There’s a new caliber of pop sensations taking the world by a storm; and amongst them is Dutch/Iraqi, World-bred, Wafia. Currently residing in Australia, Wafia sings of the world she knows. A world that most only ever read about.
Wafia creates music that manages to tell multiple stories at once. Her latest single ‘Bodies’ was written on the day her Syrian based family found out their refugee visas were rejected by the Australian government. Wafia writes from what she knows, and because of that she’s bringing ears to a story that may never have listened before. When writing ‘Bodies’ she tried to tell the story of the crisis going on in Syria; but in a way that was relatable to people from all walks in life. Her plan for the music video followed that same route. While the video has underlying themes of being surveyed and the need to escape, it felt more like an art film than a political message. “The most important thing with the video was casting. We made sure that anybody could watch the video and feel represented. Especially those who aren’t usually portrayed in media. That was the key aspect in making it as uplifting as a song like that could be”. she explains to us.
While she may be giving a voice to the voiceless, she doesn’t feel as though it’s a weight on her shoulders. “I’m just doing me, when you do yourself it doesn’t feel like a burden”, she says. Every idea Wafia has had was conceived in her bedroom, and because of this, her work feels completely like a labour of love, regardless of the topics she sings about. “I’m not trying to be pigeonholed into being an artist who only talks about political world issues. I’m just talking about that stuff because it effects me. So I just don’t really think of it”.

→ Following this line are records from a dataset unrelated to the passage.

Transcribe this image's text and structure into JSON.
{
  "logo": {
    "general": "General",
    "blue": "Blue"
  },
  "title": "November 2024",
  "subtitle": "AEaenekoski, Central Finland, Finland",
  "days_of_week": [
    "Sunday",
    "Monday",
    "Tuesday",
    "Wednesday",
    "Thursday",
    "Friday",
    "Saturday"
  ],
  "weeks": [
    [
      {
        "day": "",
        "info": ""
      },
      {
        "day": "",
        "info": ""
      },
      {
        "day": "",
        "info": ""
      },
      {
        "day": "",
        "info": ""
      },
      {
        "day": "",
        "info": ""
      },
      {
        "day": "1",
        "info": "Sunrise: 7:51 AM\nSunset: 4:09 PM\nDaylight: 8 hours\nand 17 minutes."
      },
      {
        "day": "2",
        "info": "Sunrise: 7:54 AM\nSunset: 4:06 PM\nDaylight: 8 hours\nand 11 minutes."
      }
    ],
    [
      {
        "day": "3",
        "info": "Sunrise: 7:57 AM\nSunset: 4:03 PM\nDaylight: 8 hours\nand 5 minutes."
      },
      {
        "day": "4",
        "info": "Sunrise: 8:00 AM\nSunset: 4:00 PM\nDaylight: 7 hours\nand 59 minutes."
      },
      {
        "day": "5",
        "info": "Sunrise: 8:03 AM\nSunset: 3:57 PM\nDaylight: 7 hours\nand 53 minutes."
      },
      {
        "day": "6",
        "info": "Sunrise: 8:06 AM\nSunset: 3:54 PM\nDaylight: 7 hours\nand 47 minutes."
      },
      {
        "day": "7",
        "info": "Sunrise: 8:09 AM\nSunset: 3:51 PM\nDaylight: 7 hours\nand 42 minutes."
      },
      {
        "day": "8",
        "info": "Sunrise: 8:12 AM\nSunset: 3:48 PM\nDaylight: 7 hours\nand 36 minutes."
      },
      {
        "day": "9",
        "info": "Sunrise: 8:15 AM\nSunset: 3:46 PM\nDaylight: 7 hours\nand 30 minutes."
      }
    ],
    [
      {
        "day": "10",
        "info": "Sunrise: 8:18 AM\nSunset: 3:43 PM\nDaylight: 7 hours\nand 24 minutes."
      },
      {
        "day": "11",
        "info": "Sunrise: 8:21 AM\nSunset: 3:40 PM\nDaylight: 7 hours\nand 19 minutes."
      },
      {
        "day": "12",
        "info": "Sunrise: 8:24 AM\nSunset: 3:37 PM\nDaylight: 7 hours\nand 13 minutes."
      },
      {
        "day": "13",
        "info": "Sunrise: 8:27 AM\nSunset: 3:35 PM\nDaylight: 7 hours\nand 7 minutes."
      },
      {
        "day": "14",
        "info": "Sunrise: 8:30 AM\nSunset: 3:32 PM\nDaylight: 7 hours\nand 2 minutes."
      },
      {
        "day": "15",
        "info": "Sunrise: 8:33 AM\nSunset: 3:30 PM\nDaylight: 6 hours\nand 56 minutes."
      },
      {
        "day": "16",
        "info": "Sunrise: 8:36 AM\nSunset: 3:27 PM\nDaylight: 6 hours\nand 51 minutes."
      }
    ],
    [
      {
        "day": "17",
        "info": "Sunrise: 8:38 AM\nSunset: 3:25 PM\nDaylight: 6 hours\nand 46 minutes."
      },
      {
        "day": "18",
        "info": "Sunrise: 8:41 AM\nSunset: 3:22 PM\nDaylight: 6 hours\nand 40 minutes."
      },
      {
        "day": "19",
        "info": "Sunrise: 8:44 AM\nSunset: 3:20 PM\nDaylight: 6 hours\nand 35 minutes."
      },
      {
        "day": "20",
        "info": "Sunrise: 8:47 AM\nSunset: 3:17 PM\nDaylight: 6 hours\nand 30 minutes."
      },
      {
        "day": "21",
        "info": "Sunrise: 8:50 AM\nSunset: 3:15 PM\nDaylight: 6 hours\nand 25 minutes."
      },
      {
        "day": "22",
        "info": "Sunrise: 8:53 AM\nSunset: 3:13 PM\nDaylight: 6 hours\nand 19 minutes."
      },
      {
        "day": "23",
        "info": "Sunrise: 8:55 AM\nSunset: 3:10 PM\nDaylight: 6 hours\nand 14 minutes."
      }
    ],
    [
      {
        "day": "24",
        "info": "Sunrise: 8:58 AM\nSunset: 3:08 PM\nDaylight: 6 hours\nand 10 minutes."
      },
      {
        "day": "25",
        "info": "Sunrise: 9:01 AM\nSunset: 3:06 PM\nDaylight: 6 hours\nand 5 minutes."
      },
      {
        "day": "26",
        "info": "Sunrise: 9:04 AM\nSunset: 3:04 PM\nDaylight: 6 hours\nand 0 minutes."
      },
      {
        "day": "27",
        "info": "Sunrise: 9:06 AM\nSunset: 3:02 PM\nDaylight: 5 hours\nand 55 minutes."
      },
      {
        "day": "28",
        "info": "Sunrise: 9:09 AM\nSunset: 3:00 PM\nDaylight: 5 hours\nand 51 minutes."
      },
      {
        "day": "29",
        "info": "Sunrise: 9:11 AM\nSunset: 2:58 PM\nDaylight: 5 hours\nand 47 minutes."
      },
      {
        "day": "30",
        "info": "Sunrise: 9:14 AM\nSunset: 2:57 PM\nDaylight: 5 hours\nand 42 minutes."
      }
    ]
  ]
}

“In existing, I’m a statement, and my music also happens to be a statement. Because I just happen to be this Bi Arab Muslim woman. But in that, I just don’t see myself as some sort of martyr for the cause”, Wafia continues. She stands for so much, and letting the world see into her world comes so easily to her because she’s passionate about her music. Having her words affect so many people, and bring them knowledge they may not already have, does excite her though.
Even though she doesn’t want to seem like a martyr, she does want to start a dialogue on these topics outside of her music. Accessibility is really important to her; “I could’ve written a really dark song about bodies. But the reality of that is, dark songs about similar topics like that already exist. It was like how can I make this more warm and inviting to someone that doesn’t want to know about this stuff, who doesn’t care and who’s disengaged”, she adds. “And that’s the thing, some people don’t want to know, and that’s fine too. The purpose of songs like ‘Bodies’ or whatever I release next, is meant to invite you in. I just generally want to make music that makes people dance or feel connected. I think that right now, if I can make someone from some random State feel more excepted and included by not being like attacked for not knowing something, then that to me is a win. I’m just all about accessibility and inclusivity”.
With an EP releasing in January, Wafia is ready for the world to hear more of her stories. Conceptually, the EP tells a story. The songs on the EP are all about intangibility and necessity. “Basically the whole EP revolves around oxygen as an element, and exploring the themes in that”, she says. “My first one was about copper, which was about transition and change. And I think I just wanted to delve into oxygen and how essential it is to us. It’s quite forgotten about. I wanted to talk about things that made me feel like I was being transparent”. This EP is her most personal one to date. Wafia tells us that she wants to be more open with her audience and let them see more into her as a person.